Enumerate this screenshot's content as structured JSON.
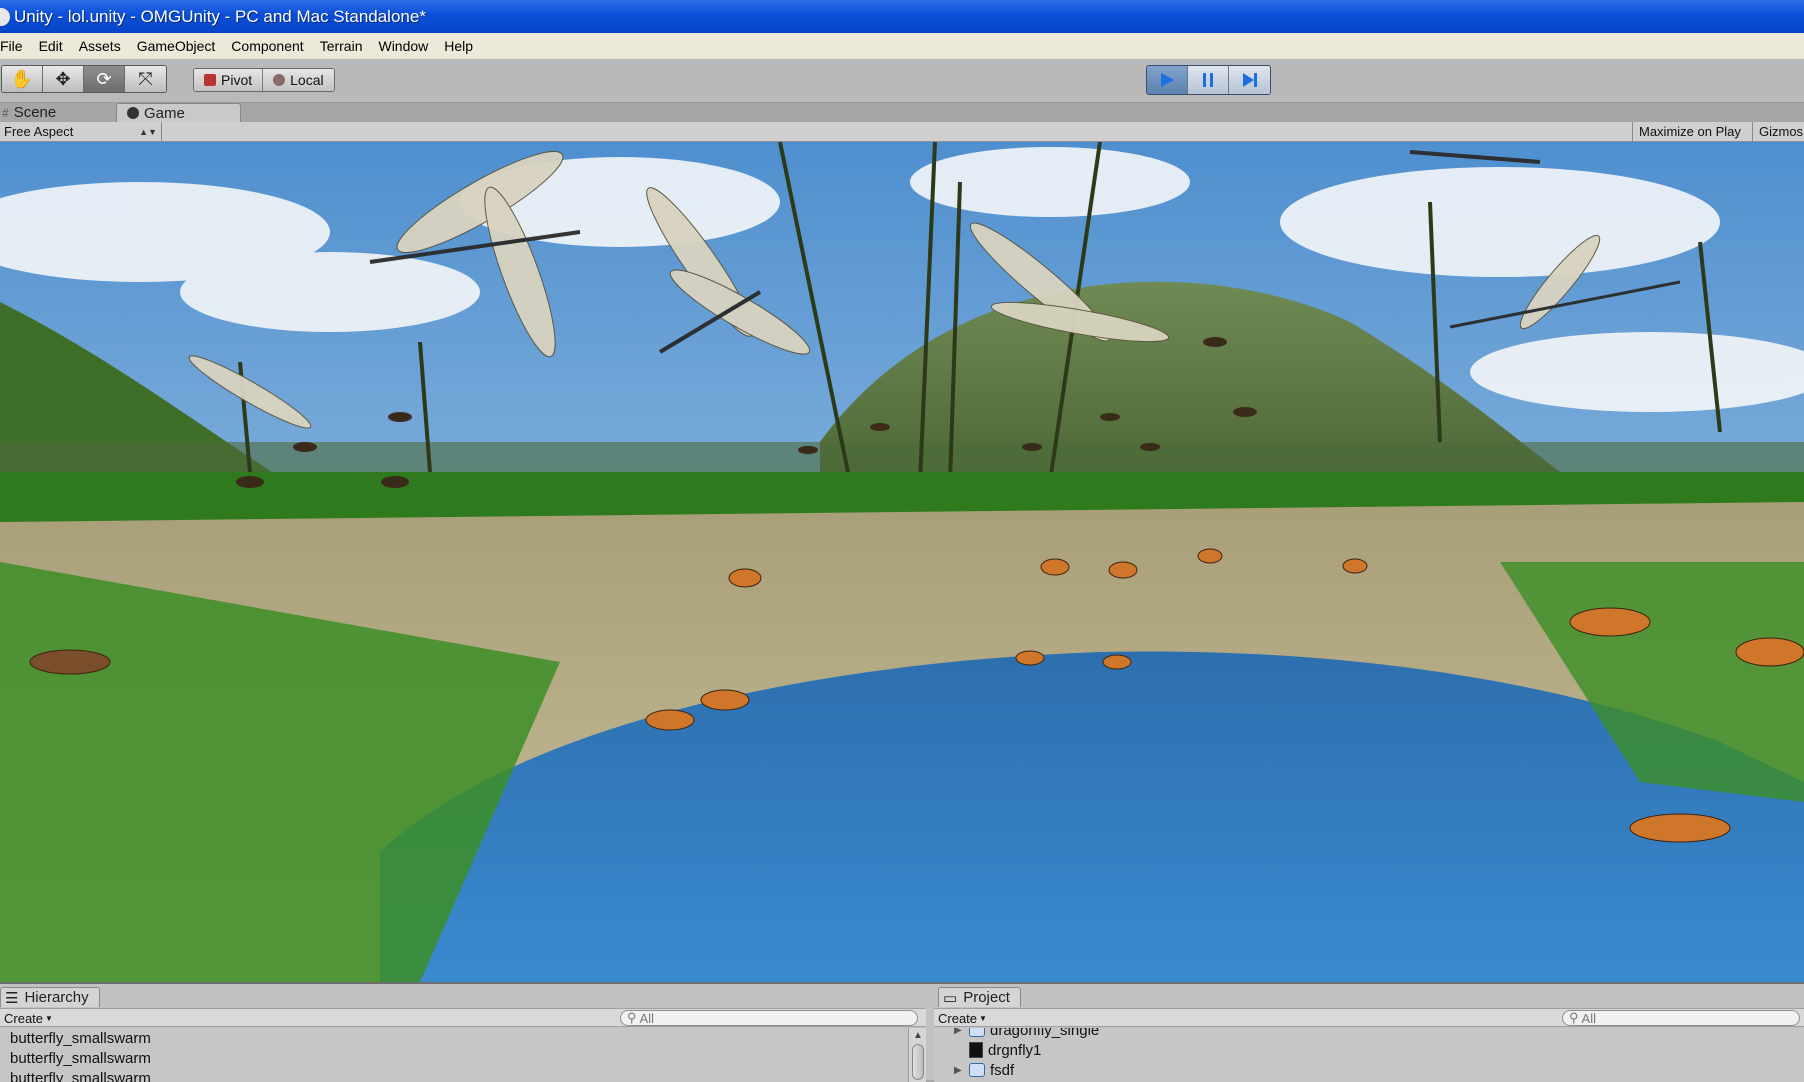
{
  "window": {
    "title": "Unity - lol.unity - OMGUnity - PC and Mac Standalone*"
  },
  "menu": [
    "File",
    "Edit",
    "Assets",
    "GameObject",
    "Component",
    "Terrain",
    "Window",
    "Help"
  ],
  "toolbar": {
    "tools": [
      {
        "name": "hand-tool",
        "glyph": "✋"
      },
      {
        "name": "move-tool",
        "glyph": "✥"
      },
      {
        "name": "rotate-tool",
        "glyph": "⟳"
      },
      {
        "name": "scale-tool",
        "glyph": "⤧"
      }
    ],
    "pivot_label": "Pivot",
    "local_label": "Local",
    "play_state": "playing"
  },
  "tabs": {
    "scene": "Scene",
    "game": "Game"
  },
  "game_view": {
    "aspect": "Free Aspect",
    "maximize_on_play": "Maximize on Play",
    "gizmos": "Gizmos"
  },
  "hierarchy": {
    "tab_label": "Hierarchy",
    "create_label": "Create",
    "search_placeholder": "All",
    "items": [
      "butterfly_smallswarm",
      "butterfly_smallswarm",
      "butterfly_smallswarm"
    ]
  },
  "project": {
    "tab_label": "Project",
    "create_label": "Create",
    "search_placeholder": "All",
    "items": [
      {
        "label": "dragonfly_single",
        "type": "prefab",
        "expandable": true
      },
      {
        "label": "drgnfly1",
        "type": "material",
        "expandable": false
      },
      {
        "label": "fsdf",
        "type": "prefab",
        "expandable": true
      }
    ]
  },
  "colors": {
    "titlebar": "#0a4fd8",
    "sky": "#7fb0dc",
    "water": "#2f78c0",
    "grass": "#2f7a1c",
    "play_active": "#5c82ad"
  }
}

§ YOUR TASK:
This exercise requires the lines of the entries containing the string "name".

§ OUTPUT BELOW:
        "name": "hand-tool",
        "name": "move-tool",
        "name": "rotate-tool",
        "name": "scale-tool",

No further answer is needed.